After saying goodbye to the hot springs our muscles came to know and love, our group packed up and set forth on the 43-mile trek over to Townsend, Montana. The ride was beautiful! Even with the early wake up time of five in the morning, I believe I speak on behalf of everyone that the scenery in Montana never gets old.! At this point in the trip, 43 miles seems like nothing to our now-adjusted biking legs. The real killer at this point, is the heat. With temperatures in the 100’s, it became apparent rather quickly of the dangers of such intense heat. The morning ride, even though on paved asphalt, was made tolerable by the slight headwind, which was welcomed by our combination of sun soaked and sweat covered skin. The moment we arrived to the school and unmounted our bikes, was the moment we realized the sun was not our friend today.
Our two wheeled trek across the vast stretches of central Montana, and northward bound up The Rocky Mountain Front, eventually taking us into the belly of the beast that is the Crown of the Continent ecosystem, including the mythic Glacier National Park, was about gaining a more comprehensive and insightful perspective on the complex interrelations of energy systems and climate change in Montana. We have talked to people connected to these issues in some way or another, from all sides of the equation, and there are no clear answers except one: If we keep burning coal (or selling it to burn elsewhere) we might as well not even try.
My name is Ashton Lamb and I am a student at Colorado State University (CSU) studying Parks and Protected Area Management. Along with ten other students from around the country our group has been studying restoration ecology for the last two weeks in the Greater Yellowstone Ecosystem. A few days ago our group had the pleasure of speaking with Arnie Dood from Montana’s Fish, Wildlife, and Parks service about the issue of Bison in this beautiful state. After some previous studying of the issue with WRFI and my background from CSU learning about conservation I just wanted to say to all Montanans that I believe you have a bright future ahead of you.

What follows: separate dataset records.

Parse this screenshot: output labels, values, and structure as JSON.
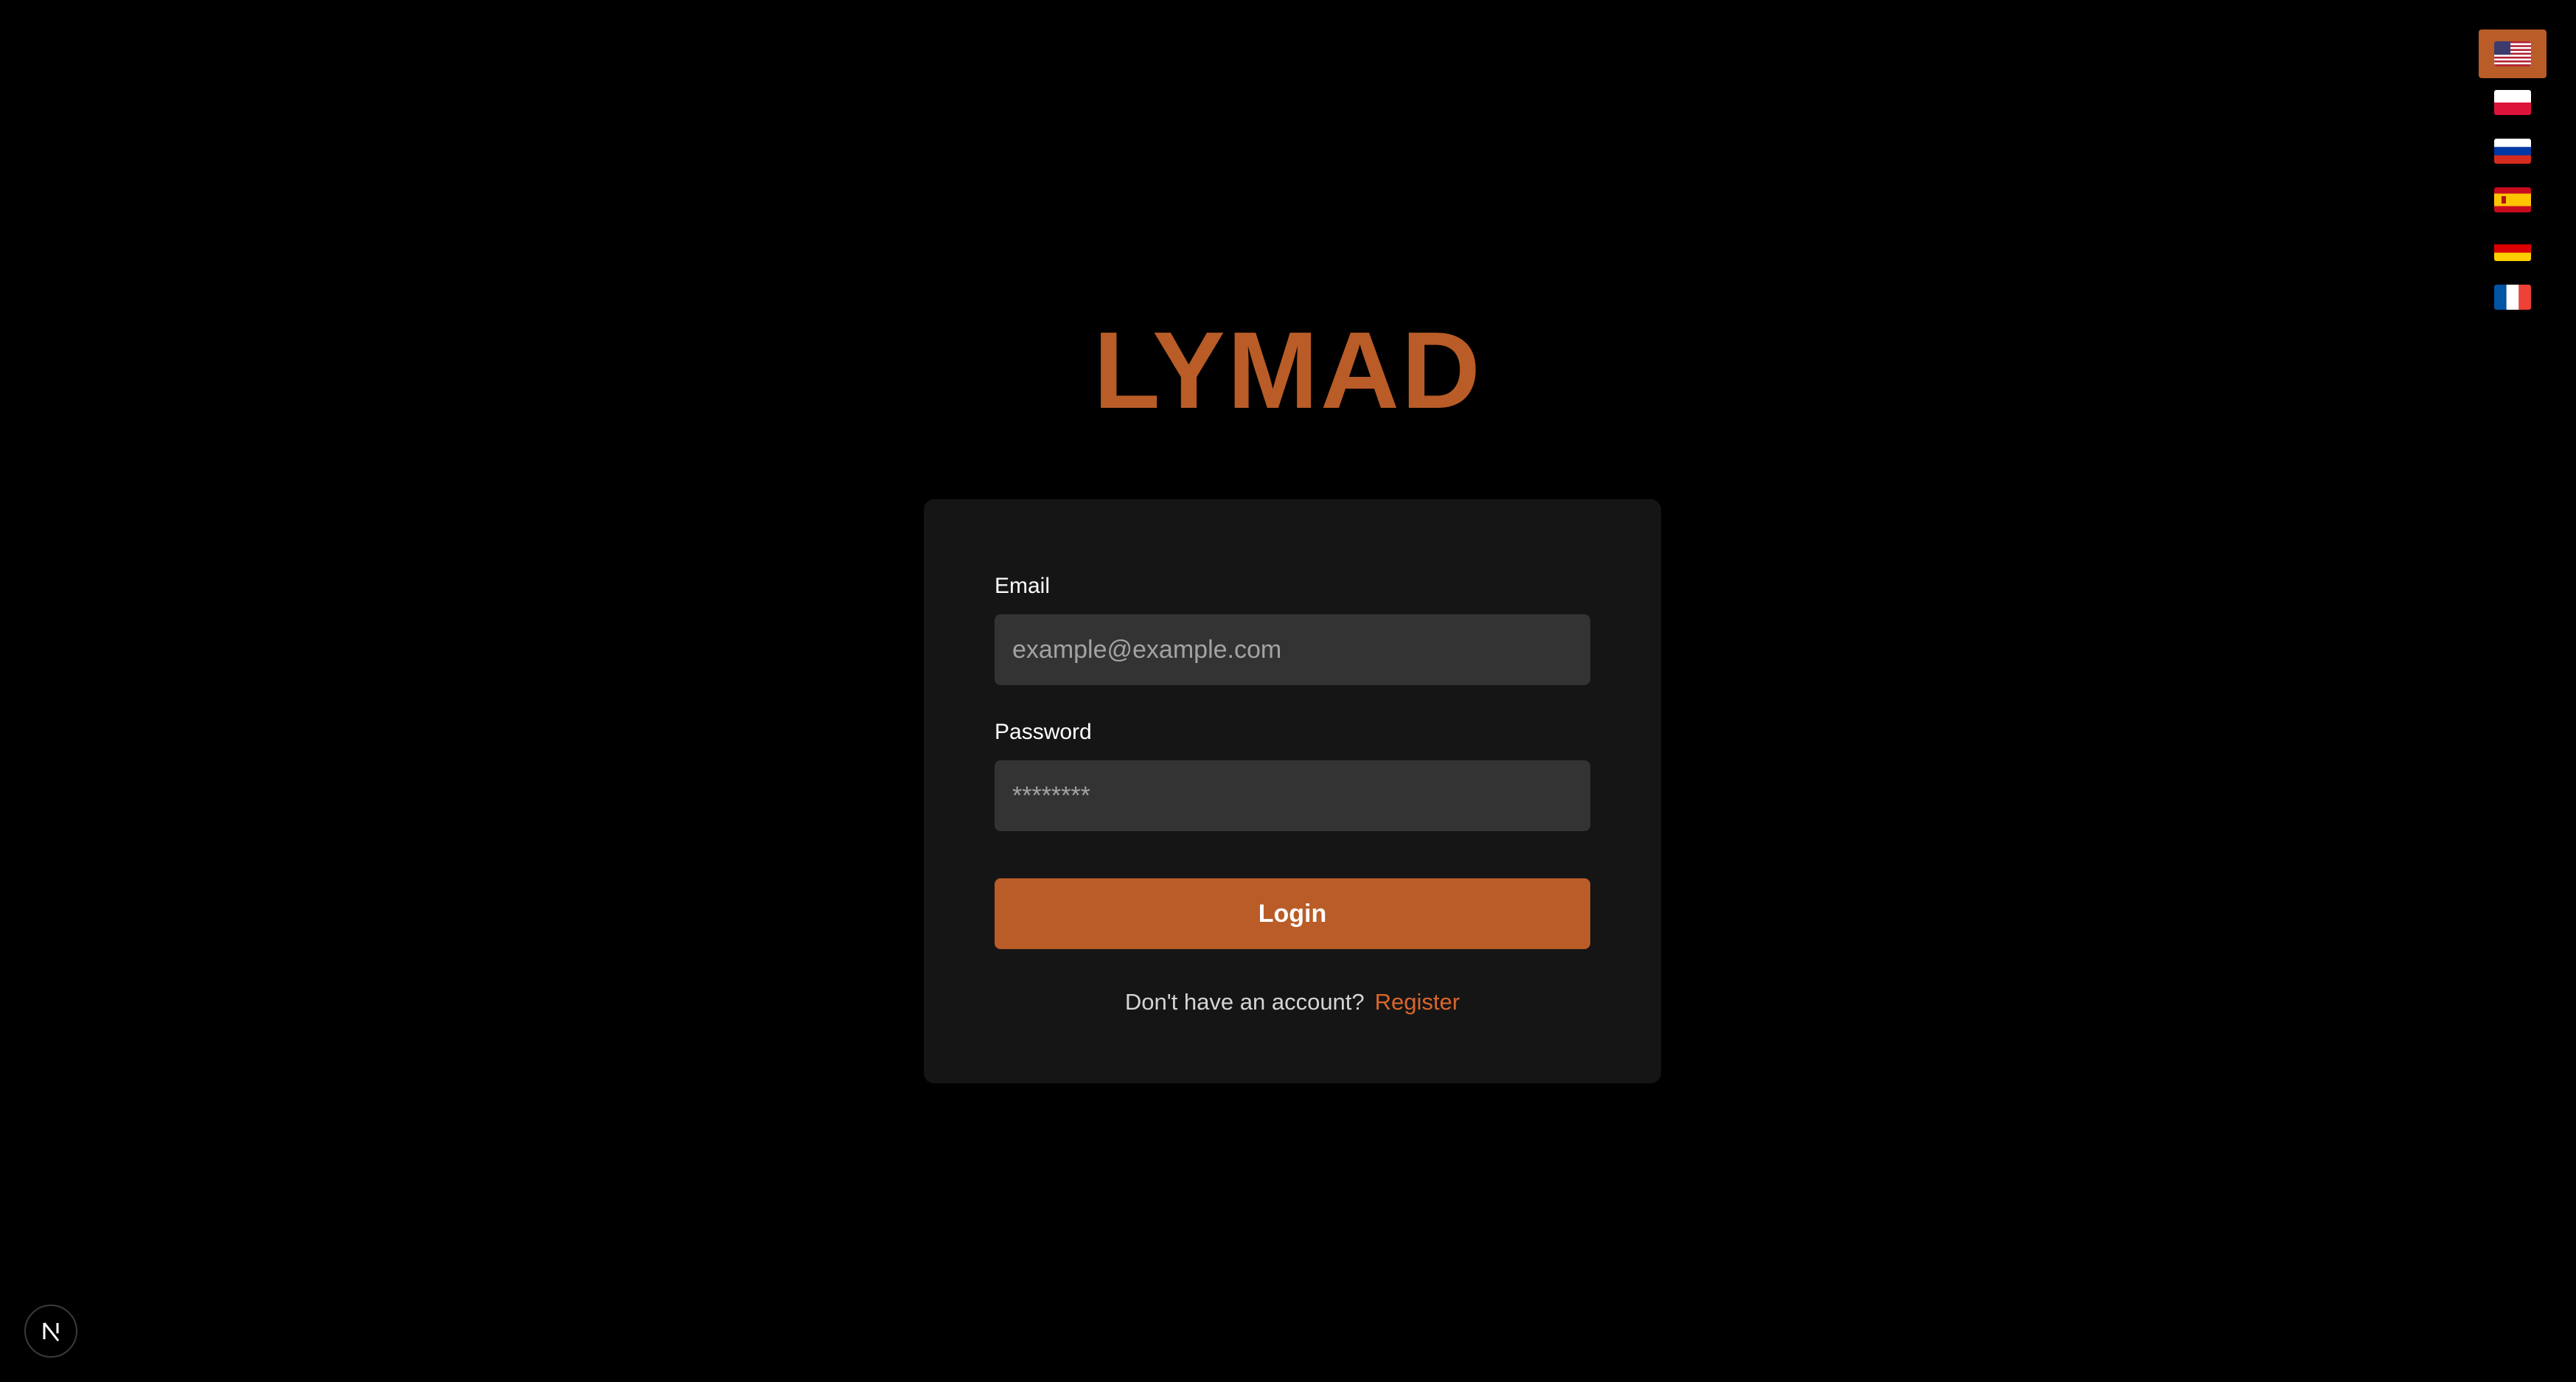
{
  "languages": {
    "items": [
      {
        "code": "en-US",
        "icon": "us-flag-icon",
        "active": true
      },
      {
        "code": "pl",
        "icon": "poland-flag-icon",
        "active": false
      },
      {
        "code": "ru",
        "icon": "russia-flag-icon",
        "active": false
      },
      {
        "code": "es",
        "icon": "spain-flag-icon",
        "active": false
      },
      {
        "code": "de",
        "icon": "germany-flag-icon",
        "active": false
      },
      {
        "code": "fr",
        "icon": "france-flag-icon",
        "active": false
      }
    ],
    "active_color": "#b95c27"
  },
  "brand": {
    "logo_text": "LYMAD",
    "accent_color": "#b95c27"
  },
  "form": {
    "email_label": "Email",
    "email_placeholder": "example@example.com",
    "email_value": "",
    "password_label": "Password",
    "password_placeholder": "********",
    "password_value": "",
    "login_label": "Login",
    "register_prompt": "Don't have an account?",
    "register_link": "Register"
  },
  "dev_indicator": {
    "icon": "nextjs-logo-icon",
    "letter": "N"
  },
  "colors": {
    "background": "#000000",
    "card": "#151515",
    "input": "#333333",
    "link": "#d9662b"
  }
}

The wakeup call was 6:30 this morning below Holder Dam on the mighty Missouri River near Wolf Creek, MT. Today marks the best I have felt at 6:30am on the Fifth of July in my illustrious collegiate career. While working on a paper on a perch above the dam last evening, the Dam operator Tim and his wife came up to watch the fireworks, telling us we had found the best spot in the house to watch the locals celebrate their freedom to light up the night sky with low grade explosives. I asked him a few questions about the dam and how much power it was producing at what flow rates and so on. His wife chimed in and said we should just take a tour of the dam in the morning. Tim agreed and didn’t have to ask me twice, and after 6:30 wake up I asked our instructors if we could work the tour into our schedule, which would mean riding in the heat of the day to Choteau. Liz and Alan agreed the tour fit into the curriculum nicely and we were not scheduled to tour a Hydro-power facility, so we enjoyed a nice leisurely breakfast and packed up camp by 8:00 and went to meet Tim after he finished his morning duties.
Today I woke up in the end zone of the Townsend Bulldogs. We were lucky enough to have the chance to set up camp at the local high school the night before. It was an early morning with us being woken up right at 5:00am; and with good reason. We had a long ride to Helena that day, and it was going to be a scorcher out there.

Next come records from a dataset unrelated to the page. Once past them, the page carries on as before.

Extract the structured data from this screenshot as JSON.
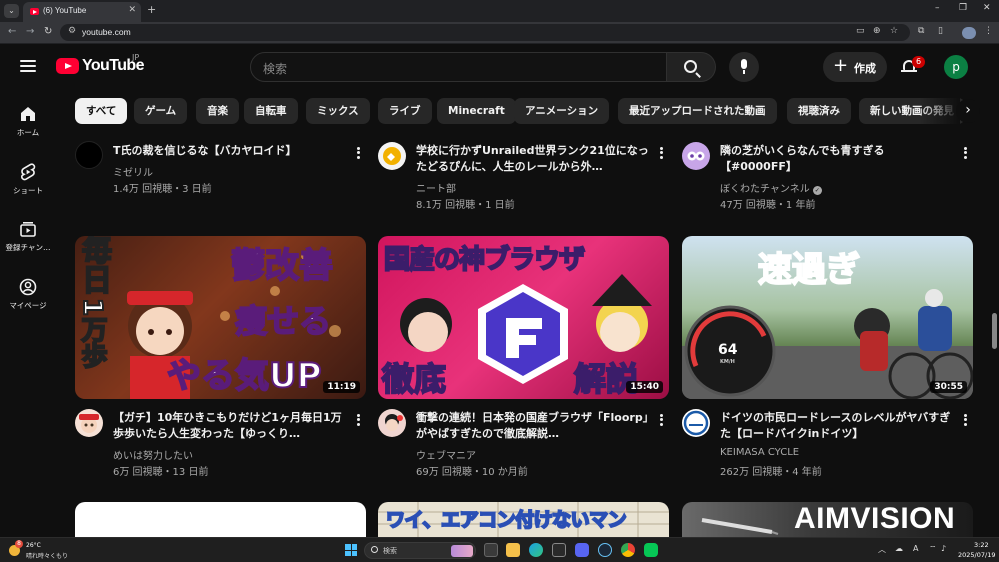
{
  "browser": {
    "tab_title": "(6) YouTube",
    "url": "youtube.com",
    "window_minimize": "–",
    "window_maximize": "❐",
    "window_close": "✕",
    "new_tab": "+",
    "tab_close": "✕",
    "tab_menu": "⌄"
  },
  "header": {
    "logo_text": "YouTube",
    "country_code": "JP",
    "search_placeholder": "検索",
    "create_label": "作成",
    "notification_count": "6",
    "avatar_letter": "p"
  },
  "guide": [
    {
      "label": "ホーム",
      "icon": "home-icon"
    },
    {
      "label": "ショート",
      "icon": "shorts-icon"
    },
    {
      "label": "登録チャン…",
      "icon": "subscriptions-icon"
    },
    {
      "label": "マイページ",
      "icon": "you-icon"
    }
  ],
  "chips": [
    "すべて",
    "ゲーム",
    "音楽",
    "自転車",
    "ミックス",
    "ライブ",
    "Minecraft",
    "アニメーション",
    "最近アップロードされた動画",
    "視聴済み",
    "新しい動画の発見"
  ],
  "chips_active": 0,
  "videos_top": [
    {
      "title": "T氏の裁を信じるな【バカヤロイド】",
      "channel": "ミゼリル",
      "meta": "1.4万 回視聴・3 日前"
    },
    {
      "title": "学校に行かずUnrailed世界ランク21位になったどるぴんに、人生のレールから外…",
      "channel": "ニート部",
      "meta": "8.1万 回視聴・1 日前"
    },
    {
      "title": "隣の芝がいくらなんでも青すぎる【#0000FF】",
      "channel": "ぼくわたチャンネル",
      "meta": "47万 回視聴・1 年前",
      "verified": true
    }
  ],
  "videos_mid": [
    {
      "title": "【ガチ】10年ひきこもりだけど1ヶ月毎日1万歩歩いたら人生変わった【ゆっくり…",
      "channel": "めいは努力したい",
      "meta": "6万 回視聴・13 日前",
      "duration": "11:19",
      "thumb_lines": [
        "毎日",
        "1万歩",
        "鬱改善",
        "痩せる",
        "やる気UP"
      ]
    },
    {
      "title": "衝撃の連続！日本発の国産ブラウザ「Floorp」がやばすぎたので徹底解説…",
      "channel": "ウェブマニア",
      "meta": "69万 回視聴・10 か月前",
      "duration": "15:40",
      "thumb_lines": [
        "国産の神ブラウザ",
        "徹底",
        "解説"
      ]
    },
    {
      "title": "ドイツの市民ロードレースのレベルがヤバすぎた【ロードバイクinドイツ】",
      "channel": "KEIMASA CYCLE",
      "meta": "262万 回視聴・4 年前",
      "duration": "30:55",
      "thumb_lines": [
        "速過ぎ",
        "64",
        "KM/H"
      ]
    }
  ],
  "videos_bottom": [
    {
      "thumb_lines": []
    },
    {
      "thumb_lines": [
        "ワイ、エアコン付けないマン"
      ]
    },
    {
      "thumb_lines": [
        "AIMVISION"
      ]
    }
  ],
  "taskbar": {
    "weather_badge": "8",
    "weather_temp": "26°C",
    "weather_cond": "晴れ時々くもり",
    "search_text": "検索",
    "ime": "A",
    "time": "3:22",
    "date": "2025/07/19"
  },
  "colors": {
    "yt_red": "#ff0033",
    "bg": "#0f0f0f",
    "chip": "#272727",
    "avatar": "#0b8043",
    "taskbar": "#1f1f1f"
  }
}
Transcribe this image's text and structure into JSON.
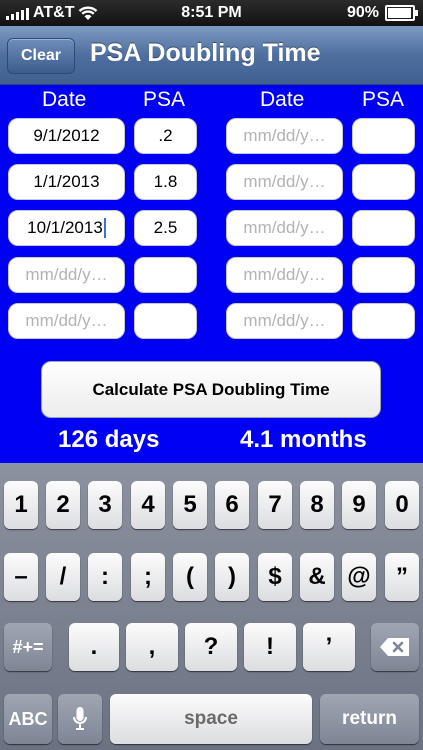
{
  "status_bar": {
    "carrier": "AT&T",
    "time": "8:51 PM",
    "battery": "90%",
    "battery_level": 0.9
  },
  "navbar": {
    "clear_label": "Clear",
    "title": "PSA Doubling Time"
  },
  "form": {
    "headers": {
      "date": "Date",
      "psa": "PSA"
    },
    "rows_left": [
      {
        "date": "9/1/2012",
        "psa": ".2"
      },
      {
        "date": "1/1/2013",
        "psa": "1.8"
      },
      {
        "date": "10/1/2013",
        "psa": "2.5"
      },
      {
        "date": "",
        "psa": ""
      },
      {
        "date": "",
        "psa": ""
      }
    ],
    "date_placeholder": "mm/dd/y…",
    "calculate_label": "Calculate PSA Doubling Time",
    "result_days": "126 days",
    "result_months": "4.1 months"
  },
  "keyboard": {
    "row1": [
      "1",
      "2",
      "3",
      "4",
      "5",
      "6",
      "7",
      "8",
      "9",
      "0"
    ],
    "row2": [
      "–",
      "/",
      ":",
      ";",
      "(",
      ")",
      "$",
      "&",
      "@",
      "”"
    ],
    "row3": [
      ".",
      ",",
      "?",
      "!",
      "’"
    ],
    "shift_label": "#+=",
    "abc_label": "ABC",
    "space_label": "space",
    "return_label": "return"
  }
}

Surviving the stifling heat in Helena, Montana, spurred the WRFI cycling group into discussions about climate change and policy. In the meetings we attended today we were given glimpses of fear, negativity, and hope. Enduring the hot weather, we all hoped that the forecast would be correct in calling for cooler temperatures later in the week. We were also fearful of the implications of the above 90 degree heat snap, possibly representing signs of a rapidly shifting climate.

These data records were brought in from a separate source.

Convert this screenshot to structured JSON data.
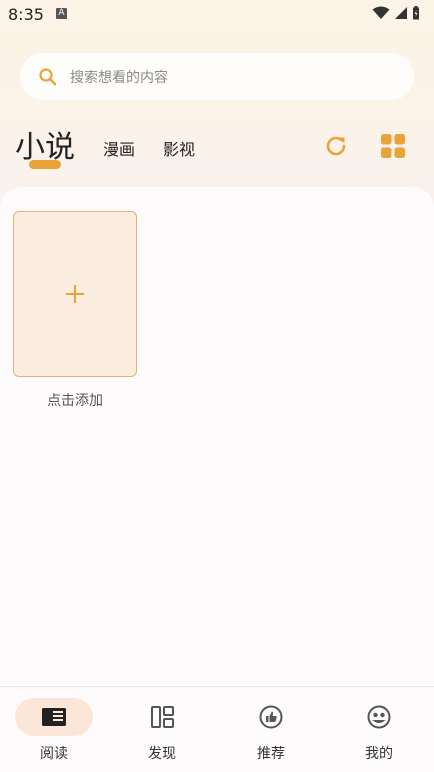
{
  "status_bar": {
    "time": "8:35",
    "indicator": "A"
  },
  "search": {
    "placeholder": "搜索想看的内容"
  },
  "tabs": {
    "active": "小说",
    "items": [
      "漫画",
      "影视"
    ]
  },
  "bookshelf": {
    "add_label": "点击添加",
    "add_symbol": "+"
  },
  "bottom_nav": [
    {
      "label": "阅读",
      "icon": "book-icon",
      "active": true
    },
    {
      "label": "发现",
      "icon": "discover-layout-icon",
      "active": false
    },
    {
      "label": "推荐",
      "icon": "thumbs-up-icon",
      "active": false
    },
    {
      "label": "我的",
      "icon": "profile-face-icon",
      "active": false
    }
  ],
  "colors": {
    "accent": "#e8a33a",
    "card_bg": "#fbece0",
    "pill_bg": "#fbe6d8",
    "icon_gray": "#555555"
  }
}
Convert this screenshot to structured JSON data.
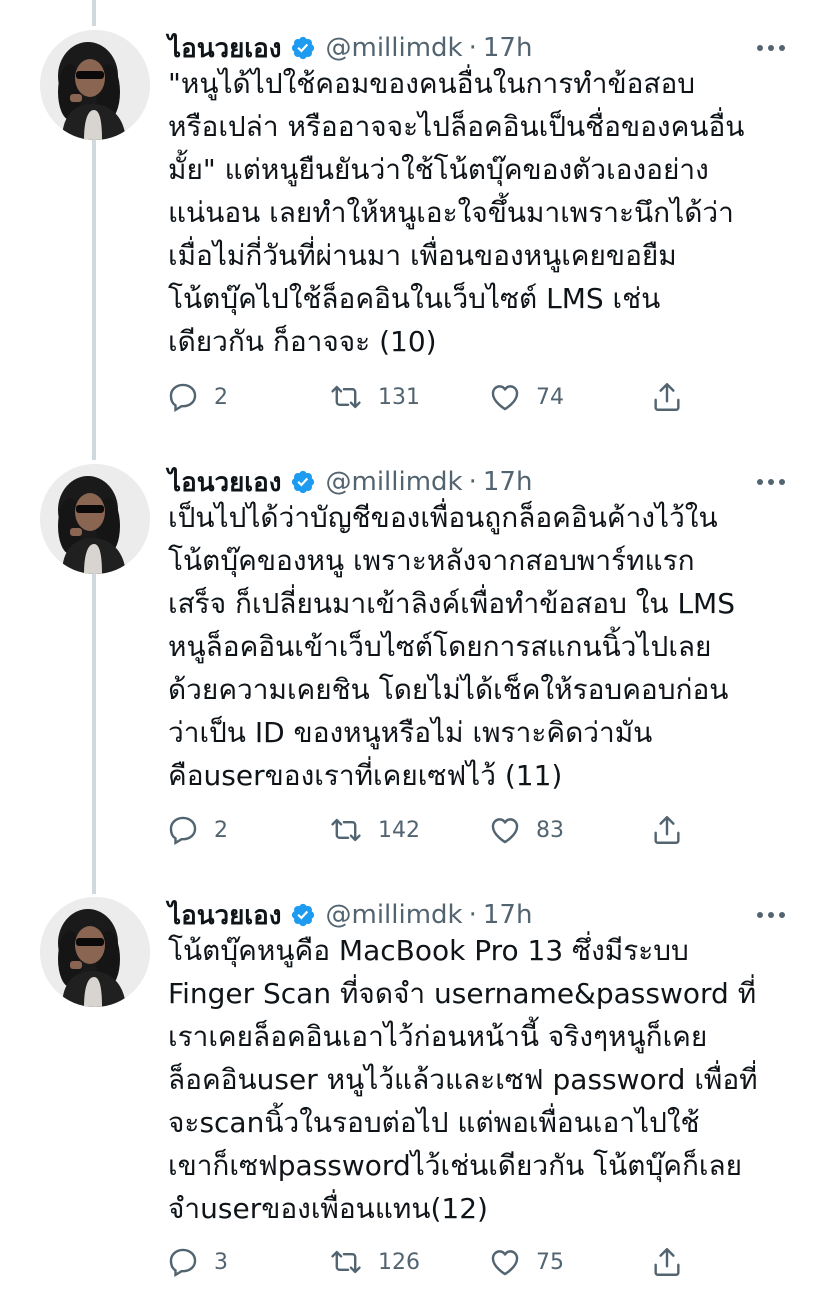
{
  "colors": {
    "text": "#0f1419",
    "muted": "#536471",
    "verified": "#1d9bf0",
    "thread_line": "#cfd9de"
  },
  "tweets": [
    {
      "author": {
        "name": "ไอนวยเอง",
        "handle": "@millimdk",
        "verified": true,
        "avatar_icon": "avatar-photo"
      },
      "separator": "·",
      "time": "17h",
      "text": "\"หนูได้ไปใช้คอมของคนอื่นในการทำข้อสอบ\nหรือเปล่า หรืออาจจะไปล็อคอินเป็นชื่อของคนอื่น\nมั้ย\" แต่หนูยืนยันว่าใช้โน้ตบุ๊คของตัวเองอย่าง\nแน่นอน เลยทำให้หนูเอะใจขึ้นมาเพราะนึกได้ว่า\nเมื่อไม่กี่วันที่ผ่านมา เพื่อนของหนูเคยขอยืม\nโน้ตบุ๊คไปใช้ล็อคอินในเว็บไซต์ LMS เช่น\nเดียวกัน ก็อาจจะ (10)",
      "replies": "2",
      "retweets": "131",
      "likes": "74"
    },
    {
      "author": {
        "name": "ไอนวยเอง",
        "handle": "@millimdk",
        "verified": true,
        "avatar_icon": "avatar-photo"
      },
      "separator": "·",
      "time": "17h",
      "text": "เป็นไปได้ว่าบัญชีของเพื่อนถูกล็อคอินค้างไว้ใน\nโน้ตบุ๊คของหนู เพราะหลังจากสอบพาร์ทแรก\nเสร็จ ก็เปลี่ยนมาเข้าลิงค์เพื่อทำข้อสอบ ใน LMS\nหนูล็อคอินเข้าเว็บไซต์โดยการสแกนนิ้วไปเลย\nด้วยความเคยชิน โดยไม่ได้เช็คให้รอบคอบก่อน\nว่าเป็น ID ของหนูหรือไม่ เพราะคิดว่ามัน\nคือuserของเราที่เคยเซฟไว้ (11)",
      "replies": "2",
      "retweets": "142",
      "likes": "83"
    },
    {
      "author": {
        "name": "ไอนวยเอง",
        "handle": "@millimdk",
        "verified": true,
        "avatar_icon": "avatar-photo"
      },
      "separator": "·",
      "time": "17h",
      "text": "โน้ตบุ๊คหนูคือ MacBook Pro 13 ซึ่งมีระบบ\nFinger Scan ที่จดจำ username&password ที่\nเราเคยล็อคอินเอาไว้ก่อนหน้านี้ จริงๆหนูก็เคย\nล็อคอินuser หนูไว้แล้วและเซฟ password เพื่อที่\nจะscanนิ้วในรอบต่อไป แต่พอเพื่อนเอาไปใช้\nเขาก็เซฟpasswordไว้เช่นเดียวกัน โน้ตบุ๊คก็เลย\nจำuserของเพื่อนแทน(12)",
      "replies": "3",
      "retweets": "126",
      "likes": "75"
    }
  ]
}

Today, we had a greatly appreciated full day to rest our rears in White Sulfur Springs. Yesterday was easily our longest day in the saddle so far, and at just under sixty miles, my longest day of cycling ever. Getting here from Harlowton was somewhat of a struggle for many of us, especially with the strong headwinds in the afternoon. Even so, everyone arrived triumphant, ready for a warm soak in the soothing and natural hot springs at the local motel spa.